- Wouldn’t players use these Story points to benefit themselves? Well, yes. It is their game too, and if they think they deserve a break, why not. Seeing as most Story points given out by GM will involve bad things happening to characters or something they care about, this actually provides a rhythm of ups and downs. That said, I expect they may surprise you, eagerly piling misfortune onto their characters to truly take them to the breaking point.
- What if what players Propose is stupid or contradicts what I have planned? Then don’t accept it. That said, if they all accept it and you don’t, you may want to re-examine your approach or change your plans.
- Doesn’t this rob the GM of their power? It does at that, by empowering the players. Think of it this way: you had to shoulder all of the plot advancement and story element introduction on your own. This way you get to share the load.
- Should the GM make a Proposition every time they introduce a new element? Nope! Not every new element is an important hook that players may or may not accept. It is left entirely up to the GM. This is less of an issue with players, as they have a very limited supply of Story points.
- What about the element of surprise? Yup, you’ll lose that if you let players make an informed decision about whether or not their characters should be surprised. Again, use your own discretion: you don’t have to use these rules all the time. If you deem surprising players to be more important than empowering them, just do so like you would have before.

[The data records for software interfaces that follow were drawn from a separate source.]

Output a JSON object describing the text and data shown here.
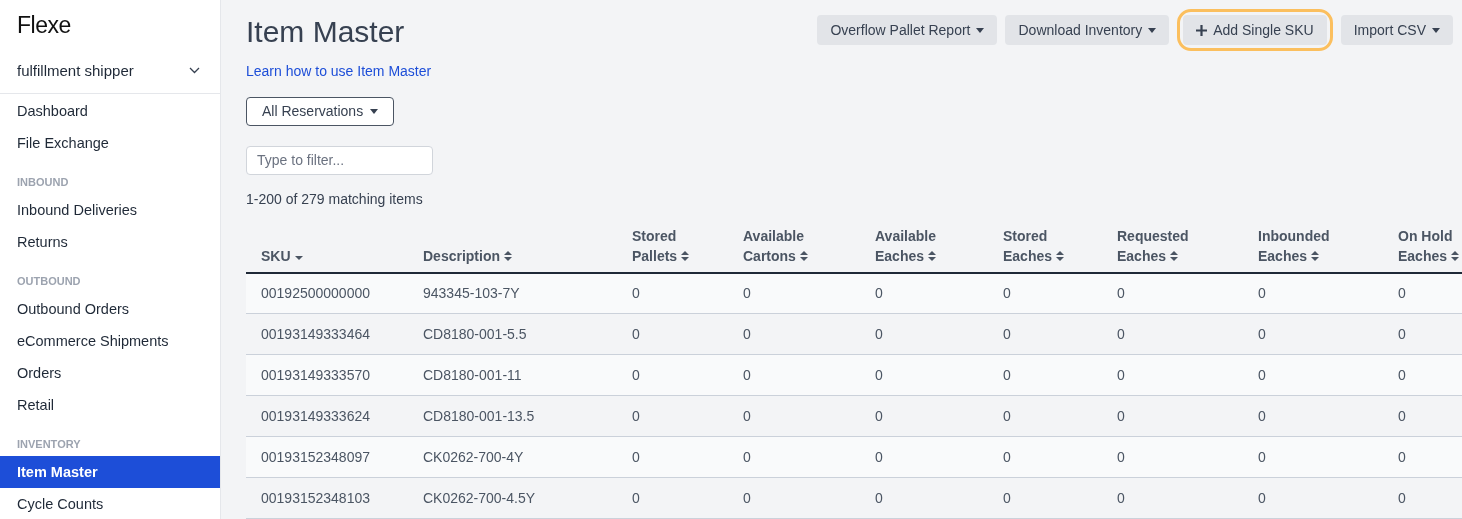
{
  "sidebar": {
    "logo": "Flexe",
    "account": "fulfillment shipper",
    "sections": [
      {
        "items": [
          {
            "label": "Dashboard",
            "selected": false
          },
          {
            "label": "File Exchange",
            "selected": false
          }
        ]
      },
      {
        "title": "INBOUND",
        "items": [
          {
            "label": "Inbound Deliveries",
            "selected": false
          },
          {
            "label": "Returns",
            "selected": false
          }
        ]
      },
      {
        "title": "OUTBOUND",
        "items": [
          {
            "label": "Outbound Orders",
            "selected": false
          },
          {
            "label": "eCommerce Shipments",
            "selected": false
          },
          {
            "label": "Orders",
            "selected": false
          },
          {
            "label": "Retail",
            "selected": false
          }
        ]
      },
      {
        "title": "INVENTORY",
        "items": [
          {
            "label": "Item Master",
            "selected": true
          },
          {
            "label": "Cycle Counts",
            "selected": false
          }
        ]
      }
    ]
  },
  "page": {
    "title": "Item Master",
    "help_link": "Learn how to use Item Master",
    "actions": [
      {
        "label": "Overflow Pallet Report",
        "kind": "dropdown",
        "focused": false
      },
      {
        "label": "Download Inventory",
        "kind": "dropdown",
        "focused": false
      },
      {
        "label": "Add Single SKU",
        "kind": "add",
        "focused": true
      },
      {
        "label": "Import CSV",
        "kind": "dropdown",
        "focused": false
      }
    ],
    "reservation_filter": "All Reservations",
    "filter": {
      "placeholder": "Type to filter..."
    },
    "match_count": "1-200 of 279 matching items"
  },
  "table": {
    "columns": [
      {
        "label": "SKU",
        "sorted": true
      },
      {
        "label": "Description",
        "sorted": false
      },
      {
        "label": "Stored Pallets",
        "sorted": false
      },
      {
        "label": "Available Cartons",
        "sorted": false
      },
      {
        "label": "Available Eaches",
        "sorted": false
      },
      {
        "label": "Stored Eaches",
        "sorted": false
      },
      {
        "label": "Requested Eaches",
        "sorted": false
      },
      {
        "label": "Inbounded Eaches",
        "sorted": false
      },
      {
        "label": "On Hold Eaches",
        "sorted": false
      }
    ],
    "rows": [
      [
        "00192500000000",
        "943345-103-7Y",
        "0",
        "0",
        "0",
        "0",
        "0",
        "0",
        "0"
      ],
      [
        "00193149333464",
        "CD8180-001-5.5",
        "0",
        "0",
        "0",
        "0",
        "0",
        "0",
        "0"
      ],
      [
        "00193149333570",
        "CD8180-001-11",
        "0",
        "0",
        "0",
        "0",
        "0",
        "0",
        "0"
      ],
      [
        "00193149333624",
        "CD8180-001-13.5",
        "0",
        "0",
        "0",
        "0",
        "0",
        "0",
        "0"
      ],
      [
        "00193152348097",
        "CK0262-700-4Y",
        "0",
        "0",
        "0",
        "0",
        "0",
        "0",
        "0"
      ],
      [
        "00193152348103",
        "CK0262-700-4.5Y",
        "0",
        "0",
        "0",
        "0",
        "0",
        "0",
        "0"
      ]
    ]
  }
}
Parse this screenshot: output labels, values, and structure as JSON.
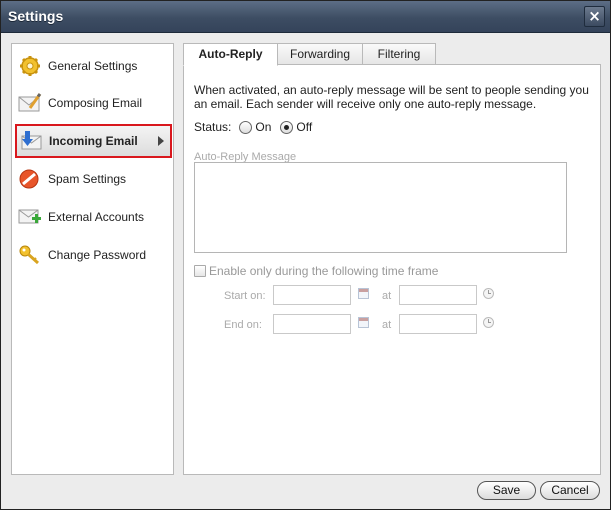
{
  "window": {
    "title": "Settings",
    "close_glyph": "×"
  },
  "sidebar": {
    "items": [
      {
        "label": "General Settings",
        "icon": "gear-icon",
        "active": false
      },
      {
        "label": "Composing Email",
        "icon": "envelope-compose-icon",
        "active": false
      },
      {
        "label": "Incoming Email",
        "icon": "inbox-download-icon",
        "active": true
      },
      {
        "label": "Spam Settings",
        "icon": "no-entry-icon",
        "active": false
      },
      {
        "label": "External Accounts",
        "icon": "envelope-add-icon",
        "active": false
      },
      {
        "label": "Change Password",
        "icon": "key-icon",
        "active": false
      }
    ],
    "active_color": "#d9171d"
  },
  "tabs": [
    {
      "label": "Auto-Reply",
      "active": true
    },
    {
      "label": "Forwarding",
      "active": false
    },
    {
      "label": "Filtering",
      "active": false
    }
  ],
  "auto_reply": {
    "description": "When activated, an auto-reply message will be sent to people sending you an email. Each sender will receive only one auto-reply message.",
    "status_label": "Status:",
    "status_on_label": "On",
    "status_off_label": "Off",
    "status_value": "Off",
    "message_label": "Auto-Reply Message",
    "message_value": "",
    "timeframe_label": "Enable only during the following time frame",
    "timeframe_enabled": false,
    "start_label": "Start on:",
    "end_label": "End on:",
    "at_label": "at"
  },
  "footer": {
    "save_label": "Save",
    "cancel_label": "Cancel"
  }
}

- What if a Question was left unanswered at the end of the adventure? It may have been not that interesting to your players. Offer them a choice to save or discard it.
- How does this work with X system that already has Fate/Plot/Hero/Action points? These systems may, in fact, overlap. I think mine is a bit higher-concept than others, but perhaps I’m just ignorant. If your system already does this – congratulations, I’ve just re-invented a bicycle that you don’t need.
- It sounds terribly freeform, with players grabbing control of the story as they see fit. Why bother with rules at all if you’re going to allow that? Rules provide structure. Structure provides constraints. Constraints bolster creativity. Creativity leads to the Dark Side. Errr…
- What if a Question has to be answered right now, but the party is out of Story points? That’s a tough one. I suggest making sure the party has at least one Story point at all times for this exact reason. But if they’re freshly out, it’d fall to the GM to provide an answer to their own Question, and pay a Story point for it.
A few final notes
Fundamentally, Directed is about players establishing a fact out of the Unknown that surrounds the game, and having everyone agree to it. All of Proposition and Story point uses are expressions of this idea. Regular game rules accomplish some of the same things by determining the outcome of conflicts – before the conflict is resolved it is unknown, and everyone has agreed to abide by the rules at the start of the game. Traditionally, GMs do everything else, creating facts as they see fit and, again, everyone has agreed from the start that the GM has that power. Directed provides a structured way of sharing the work and joy of creativity.
While GM gives a lot of creative power to players, they still play an essential part. Questions provide the GM with a way to guide the creativity of players, shaping the Unknown without specifying it. It is all about phrasing. Looking at the initial example, there are several ways in which it could be handled. The GM could make stranger’s trustworthiness a Question. Or she could make a Proposal of stranger’s betrayal, while leaving his true motives as a Question. Or perhaps the stranger is trustworthy after all, yet the Question is “What goes terribly wrong at the conclusion of the task?” It is up to the GM to decide how much of the story these Questions will determine, how much of the creative control they’re comfortable with giving up.
Hidden somewhere deep inside this is a game without a GM as such, where all the players act as directors as needed. But that will have to be further pondered on.